The movement’s bet was on mechanization, agrochemicals, and genetically improved seeds in research centers — often vulnerable and poorly adapted to climatic variations and the soil of each region. 

An additional consequence was the contamination of traditional crops by pollen from the growing transgenic crops.

“The monoculture model of the Green Revolution was expanded all over the world and the companies that started to work with agrochemicals started in the process of plant improvement”, says Terezinha. 

“Companies were already arriving, influencing governments in each country so that local seed laws would prohibit the use of traditional seeds”.

The result was the impoverishment of agrobiodiversity, with the extinction of many plant varieties and the loss of cultural knowledge about the management of species — a process technically known as genetic erosion.

One of the efforts that have been undertaken against this trend is the seed fairs, started in 1997 by the Krahô people after the rescue of traditional corn species. 

Since then, several fairs have been held to exchange seeds and knowledge, including the participation of other indigenous peoples. 

In 2020, the Krahô Traditional Seeds Fair was one of the 10 initiatives contemplated with the value of 50 thousand reais by the BNDES Award for Good Practices in Traditional Agricultural Systems.

“Here in our ex-situ seed bank, can we conserve everything? Of course. We have to have partnerships with the Indians, with the Quilombolas”, says Terezinha.

 “Indigenous territories are arks of conservation. If we have a seed bank here, can you imagine what is inside these communities? 

It’s one thing the seed that you collect and that just sits here, frozen. Another thing is the seed that is in the farmer’s hand, which he adapts.”

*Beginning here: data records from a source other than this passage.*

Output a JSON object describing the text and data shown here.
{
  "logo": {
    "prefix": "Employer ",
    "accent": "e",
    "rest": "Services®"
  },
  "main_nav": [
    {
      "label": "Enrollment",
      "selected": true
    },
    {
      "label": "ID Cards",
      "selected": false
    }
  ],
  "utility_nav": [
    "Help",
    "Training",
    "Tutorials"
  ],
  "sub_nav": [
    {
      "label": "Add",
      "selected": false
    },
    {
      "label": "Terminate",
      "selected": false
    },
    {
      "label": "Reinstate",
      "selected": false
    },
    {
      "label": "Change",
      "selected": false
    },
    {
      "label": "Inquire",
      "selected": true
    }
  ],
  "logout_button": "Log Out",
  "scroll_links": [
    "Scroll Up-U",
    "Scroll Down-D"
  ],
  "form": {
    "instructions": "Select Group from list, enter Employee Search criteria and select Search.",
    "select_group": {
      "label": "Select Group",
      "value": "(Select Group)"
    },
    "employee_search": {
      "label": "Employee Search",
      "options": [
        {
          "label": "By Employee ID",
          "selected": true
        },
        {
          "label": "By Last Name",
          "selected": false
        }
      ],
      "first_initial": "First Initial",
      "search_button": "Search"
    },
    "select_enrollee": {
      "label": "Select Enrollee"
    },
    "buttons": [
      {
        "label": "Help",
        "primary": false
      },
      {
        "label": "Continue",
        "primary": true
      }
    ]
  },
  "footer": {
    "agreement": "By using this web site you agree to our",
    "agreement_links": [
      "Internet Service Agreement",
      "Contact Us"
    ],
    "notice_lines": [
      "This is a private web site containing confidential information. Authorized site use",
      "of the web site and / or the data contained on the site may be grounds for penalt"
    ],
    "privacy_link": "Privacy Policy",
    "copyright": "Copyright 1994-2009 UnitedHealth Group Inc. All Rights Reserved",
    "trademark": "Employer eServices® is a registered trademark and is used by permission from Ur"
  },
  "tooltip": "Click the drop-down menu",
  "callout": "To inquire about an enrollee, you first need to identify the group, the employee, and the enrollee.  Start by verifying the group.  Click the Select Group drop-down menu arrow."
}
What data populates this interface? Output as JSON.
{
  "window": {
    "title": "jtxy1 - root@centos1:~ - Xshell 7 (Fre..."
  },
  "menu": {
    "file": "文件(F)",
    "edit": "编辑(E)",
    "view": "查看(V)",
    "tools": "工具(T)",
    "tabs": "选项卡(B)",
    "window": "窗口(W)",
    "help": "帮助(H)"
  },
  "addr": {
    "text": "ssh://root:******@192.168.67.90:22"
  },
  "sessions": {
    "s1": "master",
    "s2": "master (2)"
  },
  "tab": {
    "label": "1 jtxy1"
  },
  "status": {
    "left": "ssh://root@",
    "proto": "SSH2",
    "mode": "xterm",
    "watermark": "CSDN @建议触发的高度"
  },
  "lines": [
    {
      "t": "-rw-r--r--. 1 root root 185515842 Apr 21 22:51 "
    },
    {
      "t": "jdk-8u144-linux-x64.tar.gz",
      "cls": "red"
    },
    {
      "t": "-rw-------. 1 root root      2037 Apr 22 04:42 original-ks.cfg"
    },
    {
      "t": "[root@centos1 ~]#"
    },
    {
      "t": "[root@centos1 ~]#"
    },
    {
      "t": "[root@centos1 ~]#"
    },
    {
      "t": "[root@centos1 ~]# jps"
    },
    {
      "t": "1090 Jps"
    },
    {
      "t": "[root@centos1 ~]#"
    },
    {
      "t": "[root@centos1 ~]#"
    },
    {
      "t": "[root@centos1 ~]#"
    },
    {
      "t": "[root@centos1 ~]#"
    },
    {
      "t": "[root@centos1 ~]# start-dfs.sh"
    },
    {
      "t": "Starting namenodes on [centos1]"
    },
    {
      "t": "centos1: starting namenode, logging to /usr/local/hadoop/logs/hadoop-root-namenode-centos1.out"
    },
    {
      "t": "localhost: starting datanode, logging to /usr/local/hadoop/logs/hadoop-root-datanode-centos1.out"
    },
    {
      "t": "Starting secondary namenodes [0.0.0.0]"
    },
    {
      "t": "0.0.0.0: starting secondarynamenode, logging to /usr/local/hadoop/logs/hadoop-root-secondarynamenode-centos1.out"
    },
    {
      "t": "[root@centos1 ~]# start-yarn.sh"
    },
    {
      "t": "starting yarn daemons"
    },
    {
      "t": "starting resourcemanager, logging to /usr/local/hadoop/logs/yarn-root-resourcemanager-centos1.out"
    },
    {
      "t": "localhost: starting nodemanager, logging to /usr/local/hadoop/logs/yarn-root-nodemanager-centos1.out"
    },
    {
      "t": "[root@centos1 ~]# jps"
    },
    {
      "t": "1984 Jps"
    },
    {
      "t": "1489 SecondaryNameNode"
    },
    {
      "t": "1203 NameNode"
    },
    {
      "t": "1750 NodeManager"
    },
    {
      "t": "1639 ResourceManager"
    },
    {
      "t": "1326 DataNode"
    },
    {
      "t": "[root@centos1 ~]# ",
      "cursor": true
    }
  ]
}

Leave a Reply

Your email address will not be published. Required fields are marked *